» What the task asks:
Can the data below be echoed back word for word?

» Material to process:
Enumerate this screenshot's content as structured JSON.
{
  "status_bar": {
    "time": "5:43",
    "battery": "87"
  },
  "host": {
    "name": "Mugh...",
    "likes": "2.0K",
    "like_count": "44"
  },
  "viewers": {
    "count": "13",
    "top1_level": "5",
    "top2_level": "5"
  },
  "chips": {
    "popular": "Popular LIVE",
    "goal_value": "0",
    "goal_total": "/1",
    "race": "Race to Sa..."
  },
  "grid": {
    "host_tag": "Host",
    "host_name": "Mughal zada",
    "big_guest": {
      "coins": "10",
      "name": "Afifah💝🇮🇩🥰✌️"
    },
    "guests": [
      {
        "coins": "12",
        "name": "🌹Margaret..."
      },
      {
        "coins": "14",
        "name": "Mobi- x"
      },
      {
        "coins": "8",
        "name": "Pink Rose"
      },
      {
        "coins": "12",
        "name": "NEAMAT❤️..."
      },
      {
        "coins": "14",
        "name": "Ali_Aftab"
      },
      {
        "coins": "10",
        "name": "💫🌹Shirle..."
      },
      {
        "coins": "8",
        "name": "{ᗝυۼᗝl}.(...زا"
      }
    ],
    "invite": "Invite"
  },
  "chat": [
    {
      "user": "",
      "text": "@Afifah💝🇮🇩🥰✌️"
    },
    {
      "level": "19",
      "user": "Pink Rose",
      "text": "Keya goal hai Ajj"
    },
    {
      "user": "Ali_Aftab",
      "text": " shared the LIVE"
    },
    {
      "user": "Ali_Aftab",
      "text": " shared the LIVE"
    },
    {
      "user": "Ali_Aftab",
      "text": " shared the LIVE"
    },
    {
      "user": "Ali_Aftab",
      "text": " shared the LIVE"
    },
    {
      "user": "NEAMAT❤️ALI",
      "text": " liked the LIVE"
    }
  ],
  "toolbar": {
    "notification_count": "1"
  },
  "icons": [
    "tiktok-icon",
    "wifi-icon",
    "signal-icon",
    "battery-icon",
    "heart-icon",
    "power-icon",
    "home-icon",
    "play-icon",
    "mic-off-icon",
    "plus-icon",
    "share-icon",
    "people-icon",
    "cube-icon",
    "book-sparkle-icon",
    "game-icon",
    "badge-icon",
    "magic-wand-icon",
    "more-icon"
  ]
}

» Solution to this task:
Enumerate this screenshot's content as structured JSON.
{
  "status_bar": {
    "time": "5:43",
    "battery": "87"
  },
  "host": {
    "name": "Mugh...",
    "likes": "2.0K",
    "like_count": "44"
  },
  "viewers": {
    "count": "13",
    "top1_level": "5",
    "top2_level": "5"
  },
  "chips": {
    "popular": "Popular LIVE",
    "goal_value": "0",
    "goal_total": "/1",
    "race": "Race to Sa..."
  },
  "grid": {
    "host_tag": "Host",
    "host_name": "Mughal zada",
    "big_guest": {
      "coins": "10",
      "name": "Afifah💝🇮🇩🥰✌️"
    },
    "guests": [
      {
        "coins": "12",
        "name": "🌹Margaret..."
      },
      {
        "coins": "14",
        "name": "Mobi- x"
      },
      {
        "coins": "8",
        "name": "Pink Rose"
      },
      {
        "coins": "12",
        "name": "NEAMAT❤️..."
      },
      {
        "coins": "14",
        "name": "Ali_Aftab"
      },
      {
        "coins": "10",
        "name": "💫🌹Shirle..."
      },
      {
        "coins": "8",
        "name": "{ᗝυۼᗝl}.(...زا"
      }
    ],
    "invite": "Invite"
  },
  "chat": [
    {
      "user": "",
      "text": "@Afifah💝🇮🇩🥰✌️"
    },
    {
      "level": "19",
      "user": "Pink Rose",
      "text": "Keya goal hai Ajj"
    },
    {
      "user": "Ali_Aftab",
      "text": " shared the LIVE"
    },
    {
      "user": "Ali_Aftab",
      "text": " shared the LIVE"
    },
    {
      "user": "Ali_Aftab",
      "text": " shared the LIVE"
    },
    {
      "user": "Ali_Aftab",
      "text": " shared the LIVE"
    },
    {
      "user": "NEAMAT❤️ALI",
      "text": " liked the LIVE"
    }
  ],
  "toolbar": {
    "notification_count": "1"
  },
  "icons": [
    "tiktok-icon",
    "wifi-icon",
    "signal-icon",
    "battery-icon",
    "heart-icon",
    "power-icon",
    "home-icon",
    "play-icon",
    "mic-off-icon",
    "plus-icon",
    "share-icon",
    "people-icon",
    "cube-icon",
    "book-sparkle-icon",
    "game-icon",
    "badge-icon",
    "magic-wand-icon",
    "more-icon"
  ]
}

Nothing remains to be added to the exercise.